  • The launch of an independent review into childcare and early education funding and affordability, including whether current spending is sufficient to deliver the free entitlements.

“We are delighted to support this growing groundswell of organisations coming together with a united voice calling on the Government to #BuildBackChildhood . The evidence is clear, if we are serious about wanting to ‘level-up’ society and support public services which are flooded with increasing need, it is essential that we start in the earliest years of life and invest in our children, who are our future – there is no smarter investment” – Alison Morton, Executive Director iHV

NCB #BuildBackChildhood campaign supporters

iHV very much welcomes the NCB’s clear analysis and recommendations published in its report “Whatever it takes”: Government spending on children and young people – the impact of the coronavirus pandemic and the 2020 Spending Review.

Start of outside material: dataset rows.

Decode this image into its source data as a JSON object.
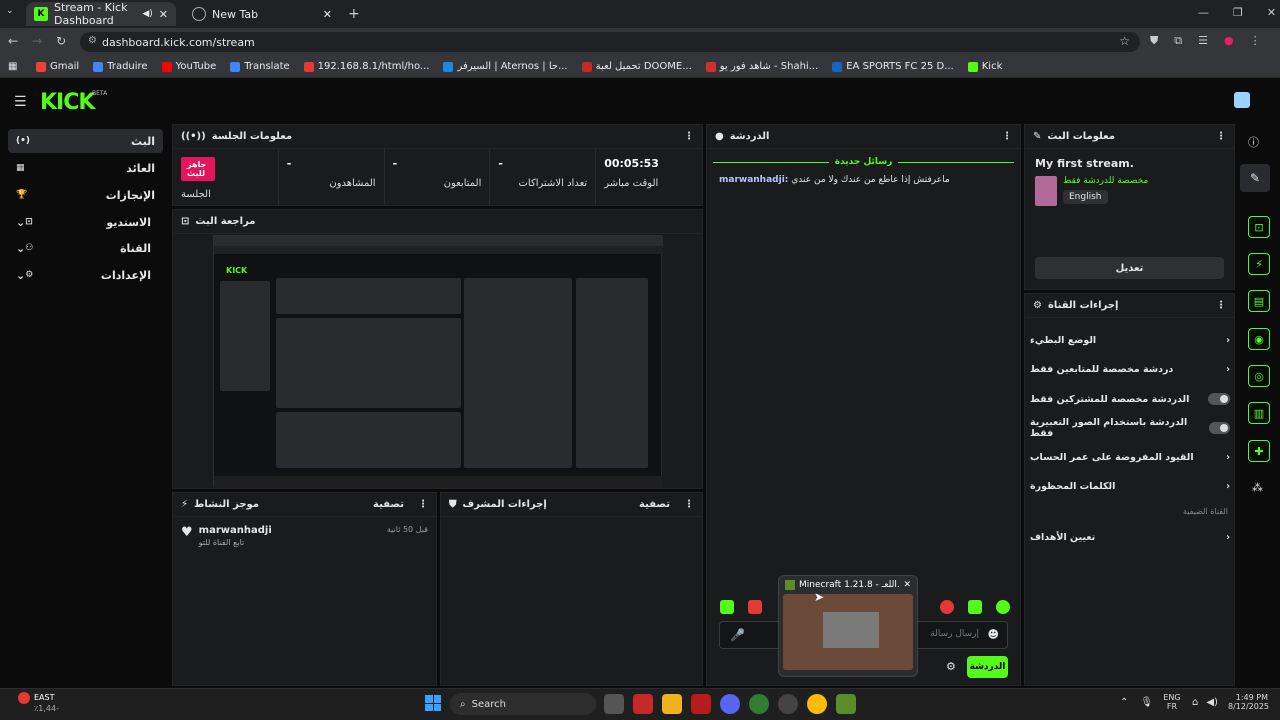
{
  "browser": {
    "tabs": [
      {
        "label": "Stream - Kick Dashboard",
        "favicon": "K"
      },
      {
        "label": "New Tab",
        "favicon": ""
      }
    ],
    "url": "dashboard.kick.com/stream",
    "bookmarks": [
      {
        "label": "Gmail",
        "color": "#ea4335"
      },
      {
        "label": "Traduire",
        "color": "#4285f4"
      },
      {
        "label": "YouTube",
        "color": "#ff0000"
      },
      {
        "label": "Translate",
        "color": "#4285f4"
      },
      {
        "label": "192.168.8.1/html/ho...",
        "color": "#e53935"
      },
      {
        "label": "السيرفر | Aternos | حا...",
        "color": "#1e88e5"
      },
      {
        "label": "تحميل لعبة DOOME...",
        "color": "#c62828"
      },
      {
        "label": "شاهد فور يو - Shahi...",
        "color": "#d32f2f"
      },
      {
        "label": "EA SPORTS FC 25 D...",
        "color": "#1565c0"
      },
      {
        "label": "Kick",
        "color": "#53fc18"
      }
    ]
  },
  "sidebar": {
    "items": [
      {
        "label": "البث",
        "icon": "(•)"
      },
      {
        "label": "العائد",
        "icon": "▦"
      },
      {
        "label": "الإنجازات",
        "icon": "🏆"
      },
      {
        "label": "الاستديو",
        "icon": "⊡"
      },
      {
        "label": "القناة",
        "icon": "⚇"
      },
      {
        "label": "الإعدادات",
        "icon": "⚙"
      }
    ]
  },
  "session": {
    "title": "معلومات الجلسة",
    "live_badge": "جاهز للبث",
    "session_label": "الجلسة",
    "stats": [
      {
        "value": "-",
        "label": "المشاهدون"
      },
      {
        "value": "-",
        "label": "المتابعون"
      },
      {
        "value": "-",
        "label": "تعداد الاشتراكات"
      },
      {
        "value": "00:05:53",
        "label": "الوقت مباشر"
      }
    ]
  },
  "preview": {
    "title": "مراجعة البث"
  },
  "activity": {
    "title": "موجز النشاط",
    "filter": "تصفية",
    "items": [
      {
        "user": "marwanhadji",
        "text": "تابع القناة للتو",
        "time": "قبل 50 ثانية"
      }
    ]
  },
  "moderator": {
    "title": "إجراءات المشرف",
    "filter": "تصفية"
  },
  "chat": {
    "title": "الدردشة",
    "new_messages": "رسائل جديدة",
    "messages": [
      {
        "user": "marwanhadji:",
        "text": "ماعرفتش إذا عاطع من عندك ولا من عندي"
      }
    ],
    "placeholder": "إرسال رسالة",
    "send_label": "الدردشة"
  },
  "stream_info": {
    "title": "معلومات البث",
    "stream_title": "My first stream.",
    "category": "مخصصة للدردشة فقط",
    "language": "English",
    "edit_label": "تعديل"
  },
  "channel_actions": {
    "title": "إجراءات القناة",
    "items": [
      {
        "label": "الوضع البطيء",
        "kind": "chevron"
      },
      {
        "label": "دردشة مخصصة للمتابعين فقط",
        "kind": "chevron"
      },
      {
        "label": "الدردشة مخصصة للمشتركين فقط",
        "kind": "toggle"
      },
      {
        "label": "الدردشة باستخدام الصور التعبيرية فقط",
        "kind": "toggle"
      },
      {
        "label": "القيود المفروضة على عمر الحساب",
        "kind": "chevron"
      },
      {
        "label": "الكلمات المحظورة",
        "kind": "chevron"
      }
    ],
    "section_label": "القناة الضيفية",
    "goals_label": "تعيين الأهداف"
  },
  "popup": {
    "title": "Minecraft 1.21.8 - اللعـ..."
  },
  "taskbar": {
    "weather_label": "EAST",
    "weather_value": "٪1,44-",
    "search_label": "Search",
    "lang_top": "ENG",
    "lang_bottom": "FR",
    "time": "1:49 PM",
    "date": "8/12/2025"
  },
  "colors": {
    "accent": "#53fc18",
    "live": "#e3165b",
    "panel": "#1a1b1d"
  }
}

Dr Cheryll Adams CBE, Executive Director iHV, commented:

“This NCB Report is a superb and clear analysis of the crises for children at the moment and, amongst other recommendations, it recommends investing in the early years and health visiting.”

“We hope that many interested parliamentarians and others will take the opportunity to attend the APPG for Children taking place this afternoon to discuss its contents.”

Parliamentarians will be debating the implications of this analysis at 4:30-6pm on Monday 14 December at a meeting of the All-Party Parliamentary Group for Children. Children, young people and parents who participated in the #GiveUsAChancellor campaign will also be presenting on the areas where they want to see future government spending.


We are delighted to share the National Children’s Bureau’s Manifesto for a Better Childhood .

It’s a very comprehensive document making a call to the next government in all the necessary areas for children – including a call to: Invest in a world-class health visiting service for new parents, so all families can build a trusting relationship with their health visitor.


A survey of local councillors responsible for children’s services confirms an increasing crisis in children’s social care, with the overwhelming majority (87%) saying that demand for local authority support for children and families has risen over the past two years. The findings suggest many councils are struggling to provide this help.

The new report, published by the National Children’s Bureau, found that two-thirds of councillors have warned their council doesn’t have enough funding to provide universal services for children and families.

It also found 41% of councillors said a lack of funding was preventing them from meeting their statutory duties to children, with 36% saying there was insufficient funding to help children in care.

The report – Off the Radar – calls for increased funding for children’s social care, better data collection and sharing, and a cross-Government strategy for improving children’s lives.

Dr Cheryll Adams CBE, executive director iHV, said:

“Health visitors, now commissioned by the local authorities, provide the universal preventative service for children and families. It’s alarming to see the effects of decommissioning on both children’s public health and social care services.”

Do you work with children in care in England?

If so, would you be interested in taking part in the National Children’s Bureau’s (NCB) research looking at measures of wellbeing for children in care?

The NCB is currently undertaking research on what measures, tools or indicators are used to assess the wellbeing of children in care in England. They’re really interested in finding out more about how such information is collected and used by those working with children in care, which might include foster carers, counsellors or residential home managers.

You can tell them your thoughts and experiences of measuring the wellbeing of children in care by taking part in their ten minute survey:

They are also interested in speaking to managers and practitioners in more detail by telephone. If you would like to volunteer for a short telephone interview, then please contact Rebekah Ryder, Senior Researcher at NCB on [email protected], 020 7833 6811 or submit your details using this form:

This research is funded by John Paul Getty Junior Charitable Trust.